The Federal Housing Administration (FHA) is part of the U.S. Department of Housing and Urban Development (HUD). It does not lend money, but rather, backs lenders in the event the borrower defaults. FHA loans require a minimum down payment of 3.5% and are generally limited to $765,600, but can be higher in more expensive regions of the country. They also, generally allow for higher payment and debt to income ratios.
Active duty and military veterans may qualify for loans administered by the U.S. Department of Veterans Affairs. An appealing advantage to a VA loan is that there is no down payment required as long as the purchase price meets the appraised price and the seller is willing to pay closing costs. As with FHA, the VA does not loan money, but rather, backs lenders making loans to qualified veterans. An eligible veteran's basic entitlement is no longer capped at $144,000 and the VA may guarantee up to 25% of conforming loan guidelines as laid out by Fannie Mae and Freddie Mac and explained above. This exception does not apply to refinancing.
Preparing To Apply
As explained on our Buyers Information page, preparing to apply for a mortgage loan begins with analyzing your personal financial situation. You'll need to review your credit scores, examine your overall budget and assess your ability to meet ratios explained above.

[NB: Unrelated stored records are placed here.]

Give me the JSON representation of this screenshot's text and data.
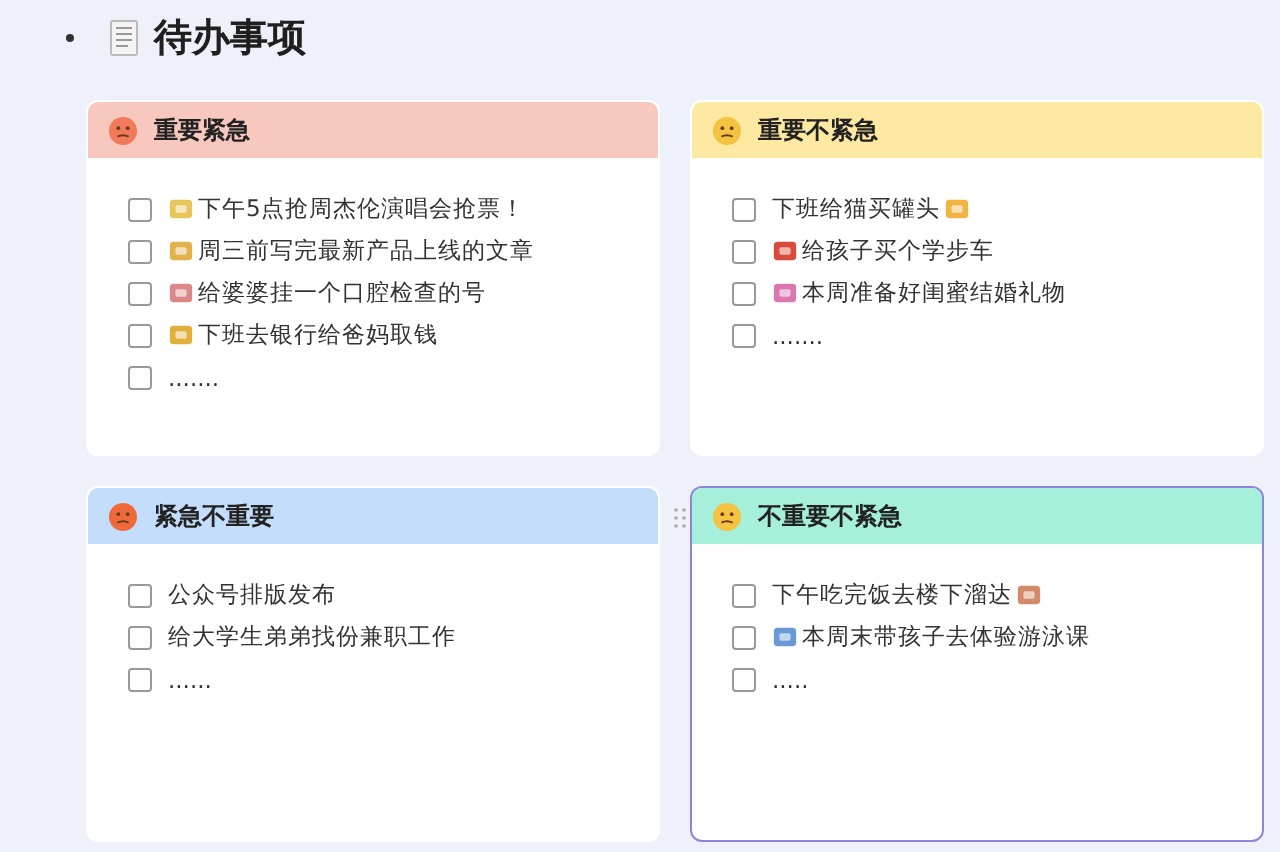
{
  "title": "待办事项",
  "quadrants": [
    {
      "title": "重要紧急",
      "color": "#f8c8bf",
      "selected": false,
      "items": [
        {
          "text": "下午5点抢周杰伦演唱会抢票！",
          "kind": "lead-icon",
          "checked": false
        },
        {
          "text": "周三前写完最新产品上线的文章",
          "kind": "lead-icon",
          "checked": false
        },
        {
          "text": "给婆婆挂一个口腔检查的号",
          "kind": "lead-icon",
          "checked": false
        },
        {
          "text": "下班去银行给爸妈取钱",
          "kind": "lead-icon",
          "checked": false
        },
        {
          "text": ".......",
          "kind": "plain",
          "checked": false
        }
      ]
    },
    {
      "title": "重要不紧急",
      "color": "#fde9a2",
      "selected": false,
      "items": [
        {
          "text": "下班给猫买罐头",
          "kind": "trail-icon",
          "checked": false
        },
        {
          "text": "给孩子买个学步车",
          "kind": "lead-icon",
          "checked": false
        },
        {
          "text": "本周准备好闺蜜结婚礼物",
          "kind": "lead-icon",
          "checked": false
        },
        {
          "text": ".......",
          "kind": "plain",
          "checked": false
        }
      ]
    },
    {
      "title": "紧急不重要",
      "color": "#c4ddfa",
      "selected": false,
      "items": [
        {
          "text": "公众号排版发布",
          "kind": "plain",
          "checked": false
        },
        {
          "text": "给大学生弟弟找份兼职工作",
          "kind": "plain",
          "checked": false
        },
        {
          "text": "......",
          "kind": "plain",
          "checked": false
        }
      ]
    },
    {
      "title": "不重要不紧急",
      "color": "#a5efdb",
      "selected": true,
      "items": [
        {
          "text": "下午吃完饭去楼下溜达",
          "kind": "trail-icon",
          "checked": false
        },
        {
          "text": "本周末带孩子去体验游泳课",
          "kind": "lead-icon",
          "checked": false
        },
        {
          "text": ".....",
          "kind": "plain",
          "checked": false
        }
      ]
    }
  ]
}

Be aware that there are many options for rates, payment frequency, durations and types of loans, depending on your qualifications. Gather your information, do your analysis, and if you you don't already have a preferred lender, consult your Daugherty Group real estate professional for assistance.